type=and you definitely don't use
language: that is a deprecated attribute and hold-over from 1998 flavours of HTML.
- That's fair, I just took an example html to illustrate, the entire html can change, I don't even have to have a
scripttag either. By isolated, I meant having 2 independent pieces of code using different java script dependencies. So imagine I would have component 1 created using jquery 1.2 and component 2 created using jquery 1.3, assuming jquery 1.2 and jquery 1.3 are incompatible. My code is easy to isolate, it's under my control. Dependencies are not.
- That sounds like you're describing bundles, which wrap all the code in their own execution context so they don't tap into anything (else) that might be loaded on your page. There are several popular bundlers in the JS landscape at the moment, the unavoidable de facto one being webpack (typically with babel), and the dedicated es6+ bundler being rollup. I'd recommend hitting up their websites and reading up on what they let you do.
- To be clear - are these bundles for the client part? The js that runs in the browsers, not for something like node js or something, right?
- correct. You build bundles for client-side (=browser) deployment.
- Could you please either elaborate or provide some link I could study more?

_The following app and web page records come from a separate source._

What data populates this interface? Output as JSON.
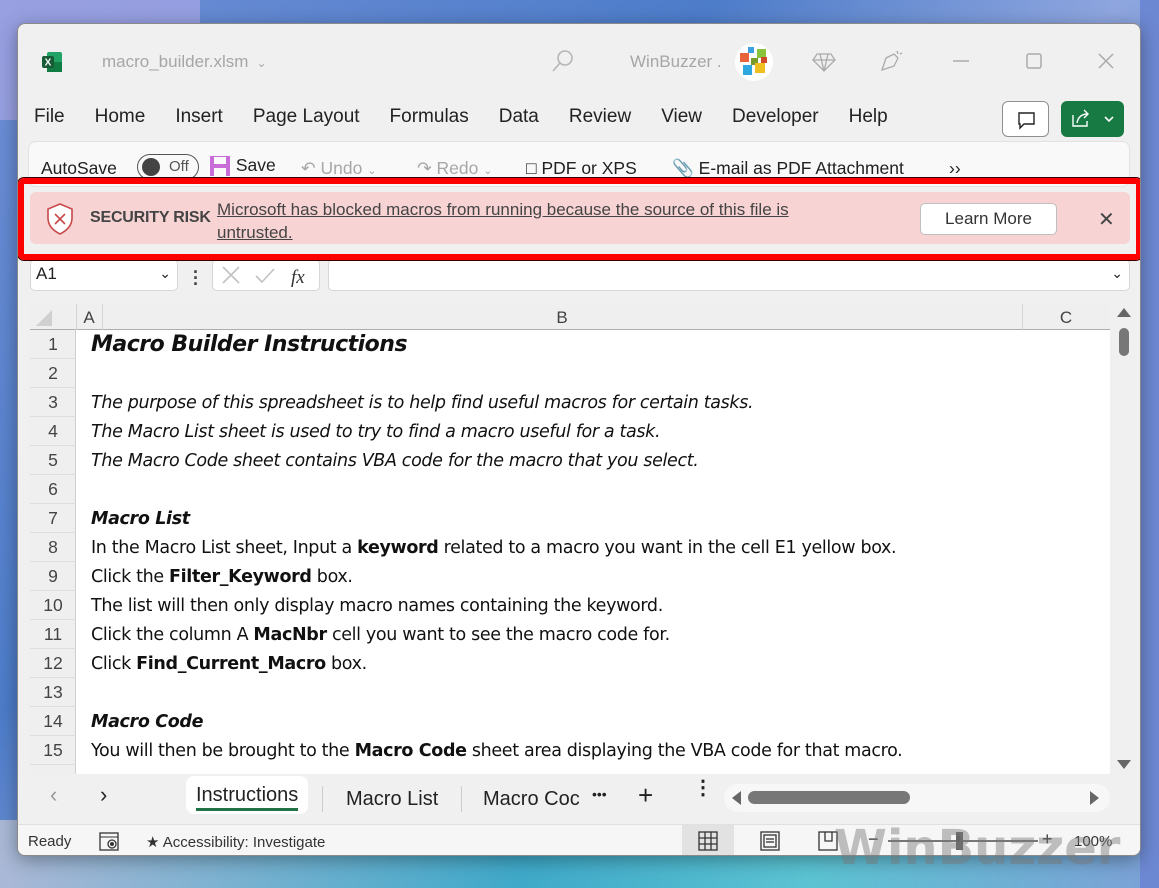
{
  "titlebar": {
    "filename": "macro_builder.xlsm",
    "account": "WinBuzzer .",
    "icons": [
      "excel-logo-icon",
      "search-icon",
      "avatar",
      "diamond-premium-icon",
      "pen-tip-icon",
      "minimize-icon",
      "maximize-icon",
      "close-icon"
    ]
  },
  "ribbon": {
    "tabs": [
      "File",
      "Home",
      "Insert",
      "Page Layout",
      "Formulas",
      "Data",
      "Review",
      "View",
      "Developer",
      "Help"
    ],
    "active_tab": "Home"
  },
  "qat": {
    "autosave_label": "AutoSave",
    "autosave_state": "Off",
    "save": "Save",
    "undo": "Undo",
    "redo": "Redo",
    "pdf": "PDF or XPS",
    "email_pdf": "E-mail as PDF Attachment",
    "more": "››"
  },
  "security_bar": {
    "title": "SECURITY RISK",
    "message": "Microsoft has blocked macros from running because the source of this file is untrusted.",
    "learn_more": "Learn More",
    "close": "✕",
    "highlight_color": "#ff0000",
    "bg_color": "#f7d3d3"
  },
  "formula_bar": {
    "name_box": "A1",
    "fx": "fx",
    "formula": ""
  },
  "grid": {
    "columns": [
      "A",
      "B",
      "C"
    ],
    "rows": [
      {
        "n": "1",
        "style": "title",
        "html": "Macro Builder Instructions"
      },
      {
        "n": "2",
        "style": "",
        "html": ""
      },
      {
        "n": "3",
        "style": "it",
        "html": "The purpose of this spreadsheet is to help find useful macros for certain tasks."
      },
      {
        "n": "4",
        "style": "it",
        "html": "The Macro List sheet is used to try to find a macro useful for a task."
      },
      {
        "n": "5",
        "style": "it",
        "html": "The Macro Code sheet contains VBA code for the macro that you select."
      },
      {
        "n": "6",
        "style": "",
        "html": ""
      },
      {
        "n": "7",
        "style": "hd",
        "html": "Macro List"
      },
      {
        "n": "8",
        "style": "",
        "html": "In the Macro List sheet, Input a <b>keyword</b> related to a macro you want in the cell E1 yellow box."
      },
      {
        "n": "9",
        "style": "",
        "html": "Click the <b>Filter_Keyword</b> box."
      },
      {
        "n": "10",
        "style": "",
        "html": "The list will then only display macro names containing the keyword."
      },
      {
        "n": "11",
        "style": "",
        "html": "Click the column A <b>MacNbr</b> cell you want to see the macro code for."
      },
      {
        "n": "12",
        "style": "",
        "html": "Click <b>Find_Current_Macro</b> box."
      },
      {
        "n": "13",
        "style": "",
        "html": ""
      },
      {
        "n": "14",
        "style": "hd",
        "html": "Macro Code"
      },
      {
        "n": "15",
        "style": "",
        "html": "You will then be brought to the <b>Macro Code</b> sheet area displaying the VBA code for that macro."
      }
    ]
  },
  "sheet_tabs": {
    "tabs": [
      "Instructions",
      "Macro List",
      "Macro Coc"
    ],
    "active": "Instructions",
    "more": "•••",
    "add": "+"
  },
  "statusbar": {
    "ready": "Ready",
    "accessibility": "Accessibility: Investigate",
    "zoom_level": "100%",
    "zoom_percent": 100
  },
  "watermark": "WinBuzzer"
}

- Thanks! This looks like what I want, I am not sure yet! I will study it, thanks a lot though
- I still have to search more about how to isolate dom parts and shade some global variables, but this would be other question. You answered what I was looking for, thanks.
- Yeah. there is shadow-dom for isolating HTML and CSS too.
- Yes, but I want component 1 to use angular and component 2 to use jquery, for instance. The hard part is the dependencies, component 1 could use angular version 123 and component 2 could use angular 234
- Interesting problem!